IV The main industries and cities.
American manufacturing began in the Northeast. The first factories were in New England. They produced cotton cloth, supplied coal, natural gas, oil and water power to other regions.
Fishing has been important in the Northeast. Many towns began as a fishing community: Boston, Portland, New Bedford and Gloucester.
The eastern part of the Midwest is corn country. This region is called the Corn Belt. Farming is the leading industry.
The northern part of the Midwest is a hay and dairy region. Wisconsin is the leading dairy state.
The drier western parts of the Midwest are wheat lands. There is a big supply of raw materials – iron ore, livestock, wheat, timber, etc.
Meat packing and flour milling are big Midwestern business. Buffalo, at the eastern end of Lake Erie in New York State, is a milling centre. It is cheaper to transport goods by water than by rail.
Detroit is the centre of automobile industry. Over half the motor vehicles and equipment made in the USA comes from the Midwest.
The South is rich in natural resources: sulphur, salt, phosphate, natural gas, iron ore, coal. Birmingham is an important producer of iron and steel. Oil and natural gas help refinery and chemical industry to develop in the South.
The three states of the West Coast – California, Oregon and Washington – have important farm lands. The crops in California are cotton, wheat, rice and barley. Los Angeles is famous for its oil, aircraft and tire manufacturing, automobile assembly plants.
Another West Coast manufacturing centre is the San Francisco Bay area with its food processing, oil refining and electronics.
Answer the questions:

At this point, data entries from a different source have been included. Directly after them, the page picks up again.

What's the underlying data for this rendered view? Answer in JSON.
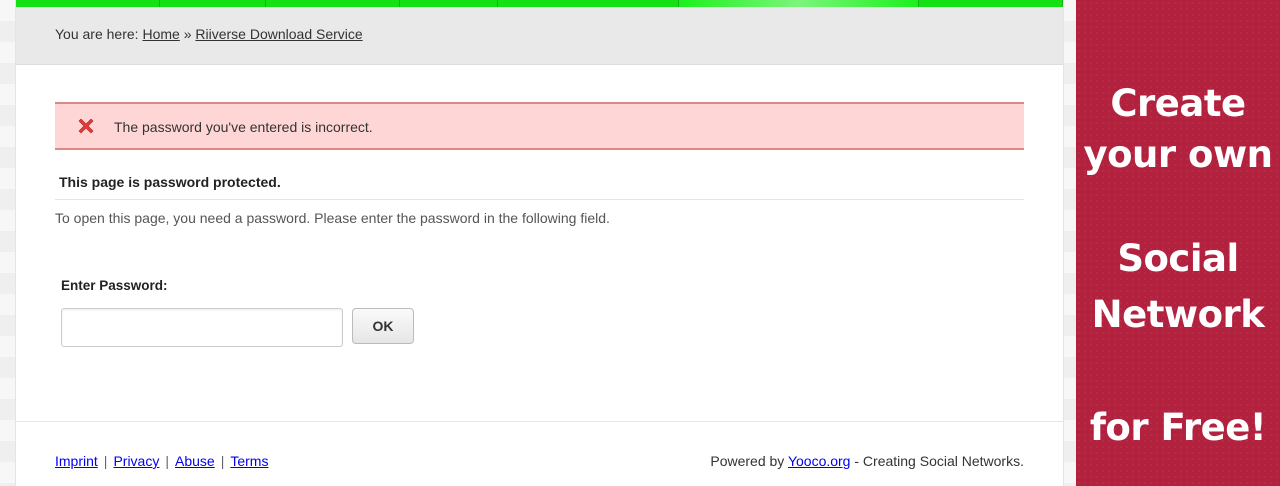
{
  "breadcrumb": {
    "prefix": "You are here: ",
    "home": "Home",
    "separator": " » ",
    "current": "Riiverse Download Service"
  },
  "alert": {
    "icon": "close-x-icon",
    "message": "The password you've entered is incorrect."
  },
  "protection": {
    "title": "This page is password protected.",
    "description": "To open this page, you need a password. Please enter the password in the following field."
  },
  "form": {
    "label": "Enter Password:",
    "password_value": "",
    "submit_label": "OK"
  },
  "footer": {
    "links": [
      "Imprint",
      "Privacy",
      "Abuse",
      "Terms"
    ],
    "separator": "|",
    "powered_prefix": "Powered by ",
    "powered_link": "Yooco.org",
    "powered_suffix": " - Creating Social Networks."
  },
  "ad": {
    "lines": [
      "Create",
      "your own",
      "Social",
      "Network",
      "for Free!"
    ]
  },
  "colors": {
    "nav_green": "#14e014",
    "alert_bg": "#ffd6d6",
    "ad_bg": "#b2223f"
  }
}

1. What are the main physiographic divisions of the US?
2. Name the main mountain ranges, the highest peaks and the lowest points in the US.
3. What are the major rivers and lakes of the USA?
4. How does the climate vary throughout the country?
5. What natural resources are found in the USA?
6. Can you remember the most important cities and industries developed in the US?
Date: 2015-01-02; view: 437